You don’t have to go on a witch hunt to uncover what makes each person jump out of bed in the morning — this is a simple conversation.
Weekly or monthly check-ins, whichever’s most prudent, is a great way to set the table for managing employee mindsets — which the lengthiest time-frame being a quarterly conversation, for the highest level leadership team.
It seems trivial, but knowing the difference between an employees getting fired up by words of recognition and shut down by a financial incentive can potentially save a culture from crumbling.
Cultural Must #2 — DO use hard data to coach employees
“The true measure of the value of any business leader and manager is performance.” — Brian Tracy
Numbers are by-products of the work that’s been put in. There’s no argument behind what shows up. There may be a story about it, but results are results.
For this reason, the more we leverage hard data to coach our employees, the more effective the message will get across. We’re able to depict their behavior directly influencing a number, and then provide ways they are able to change it.
No one likes a subjective criticism, as it’s always up for debate. And the minute we begin to argue with our employees, we’ve lost their respect as a leader.
Cultural Must #3 — DO use soft data to praise employees

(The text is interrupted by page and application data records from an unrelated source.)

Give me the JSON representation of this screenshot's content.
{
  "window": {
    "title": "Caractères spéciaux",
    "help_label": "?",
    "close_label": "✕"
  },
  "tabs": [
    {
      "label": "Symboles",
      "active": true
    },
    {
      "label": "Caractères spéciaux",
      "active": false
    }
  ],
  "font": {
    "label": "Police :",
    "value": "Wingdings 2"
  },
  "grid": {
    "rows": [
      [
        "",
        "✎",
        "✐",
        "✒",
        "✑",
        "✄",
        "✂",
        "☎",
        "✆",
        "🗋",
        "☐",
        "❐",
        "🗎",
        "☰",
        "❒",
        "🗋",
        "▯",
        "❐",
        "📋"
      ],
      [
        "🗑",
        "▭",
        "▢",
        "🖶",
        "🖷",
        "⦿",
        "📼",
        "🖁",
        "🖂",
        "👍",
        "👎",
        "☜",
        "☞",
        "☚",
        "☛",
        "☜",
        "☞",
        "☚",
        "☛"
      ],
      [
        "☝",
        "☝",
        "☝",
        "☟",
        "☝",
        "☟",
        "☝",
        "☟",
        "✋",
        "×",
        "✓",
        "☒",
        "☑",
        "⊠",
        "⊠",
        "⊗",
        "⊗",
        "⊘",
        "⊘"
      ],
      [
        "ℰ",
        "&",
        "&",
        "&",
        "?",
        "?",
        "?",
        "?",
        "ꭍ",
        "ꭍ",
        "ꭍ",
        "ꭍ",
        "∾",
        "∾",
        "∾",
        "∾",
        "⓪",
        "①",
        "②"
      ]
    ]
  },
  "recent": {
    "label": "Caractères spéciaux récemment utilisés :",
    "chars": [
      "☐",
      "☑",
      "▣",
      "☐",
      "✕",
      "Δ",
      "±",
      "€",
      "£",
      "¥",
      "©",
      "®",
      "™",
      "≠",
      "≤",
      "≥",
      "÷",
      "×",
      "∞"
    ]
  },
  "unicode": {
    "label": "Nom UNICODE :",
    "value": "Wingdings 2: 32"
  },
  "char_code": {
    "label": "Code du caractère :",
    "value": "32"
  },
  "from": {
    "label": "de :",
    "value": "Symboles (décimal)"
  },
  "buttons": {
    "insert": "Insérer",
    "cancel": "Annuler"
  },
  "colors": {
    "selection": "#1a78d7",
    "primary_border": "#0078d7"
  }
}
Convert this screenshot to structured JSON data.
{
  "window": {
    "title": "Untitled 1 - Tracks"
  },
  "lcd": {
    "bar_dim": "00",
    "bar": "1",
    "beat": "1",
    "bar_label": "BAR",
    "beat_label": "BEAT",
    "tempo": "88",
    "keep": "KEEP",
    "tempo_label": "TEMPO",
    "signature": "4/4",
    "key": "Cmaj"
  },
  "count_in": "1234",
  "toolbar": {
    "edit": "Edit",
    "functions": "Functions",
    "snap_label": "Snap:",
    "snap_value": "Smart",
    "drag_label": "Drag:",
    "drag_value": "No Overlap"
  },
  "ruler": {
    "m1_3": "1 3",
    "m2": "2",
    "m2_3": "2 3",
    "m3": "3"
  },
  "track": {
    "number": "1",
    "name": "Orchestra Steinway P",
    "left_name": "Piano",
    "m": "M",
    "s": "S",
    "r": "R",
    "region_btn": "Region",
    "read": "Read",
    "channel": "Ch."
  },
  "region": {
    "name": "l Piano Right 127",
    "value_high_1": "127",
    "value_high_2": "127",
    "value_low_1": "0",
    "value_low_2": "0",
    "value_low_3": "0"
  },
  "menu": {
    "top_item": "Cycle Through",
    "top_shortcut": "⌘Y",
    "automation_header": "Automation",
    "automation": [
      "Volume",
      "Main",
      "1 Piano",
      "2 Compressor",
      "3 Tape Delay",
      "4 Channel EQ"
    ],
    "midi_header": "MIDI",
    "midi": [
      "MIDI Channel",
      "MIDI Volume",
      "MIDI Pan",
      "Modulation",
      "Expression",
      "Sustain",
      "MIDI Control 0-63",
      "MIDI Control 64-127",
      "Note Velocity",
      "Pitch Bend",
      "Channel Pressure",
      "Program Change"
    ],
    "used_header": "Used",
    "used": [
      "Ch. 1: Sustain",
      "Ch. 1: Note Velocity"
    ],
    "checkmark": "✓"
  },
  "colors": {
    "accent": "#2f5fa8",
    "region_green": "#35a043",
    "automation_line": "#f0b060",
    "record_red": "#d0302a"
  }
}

“A man doesn’t live on bread alone. He needs buttering up every once in a while.” — Robert Henry
While hard data can be leveraged to both coach and praise team members, soft data isn’t inherently useless.
Feedback and opinions received from clients, other team members, or simply our personal views can be incredible ways to praise employees.
Most notably, when it’s our own view we’re sharing as the means, it goes the furthest distance of all. Highlighting areas such as attitude, commitment, work ethic, and open-mindedness seem to hit home the loudest. It communicates we see something in them — something that we’ll never be certain about what’s actually going on underneath the hood. It could’ve been deliberate or coincidence, yet we’ve still chosen to see them in an empowering light.
And therein lies, the ultimate compliment.
Cultural Must #4 — DO communicate openly and often
“Communication is the sister of leadership.” — John Adair
A business cannot thrive without exceptional communication. It’s what brings innovation to light and gets marketing out in the open.
Every business is different, just like motor vehicles. But like motor vehicles, none can run without a power source. Communication is that power source for businesses.
No one says you have to talk to every single team member every single day, but imagine if you did?
How far do you think that would go? If you’re answer is anything short of a light-year, you want to work on being more open with your team.
Many leaders fall victim to withholding how they really feel about their team to avoid inflating their ego and allowing them to get comfortable.
Sharing how brilliant we think our team members are and them pumping the brakes as a result is a myth. Tell your team often and authentically how you feel about them. And don’t worry about this becoming an expectation — if you’re truly committed to their job satisfaction, you’ll keep doing it regardless.
Cultural Must #5 — DO treat your leadership team like partners
A leader without an equally-invested inner circle will almost always fail.
You don’t send one man into combat, you send a team. When the top of the organization stays in alignment and communicates effectively and respectfully, the entire company benefits.
This cannot be done without the leader letting go of control and allowing his leadership team to have a say in what gets carried out.
The buck absolutely stops with the leader, but a leader that pulls rank too often will alienate the leadership team to the point of cultural infection.
As Dan Oswold puts it, “Communication must be HOT. Honest, open, and two-way.”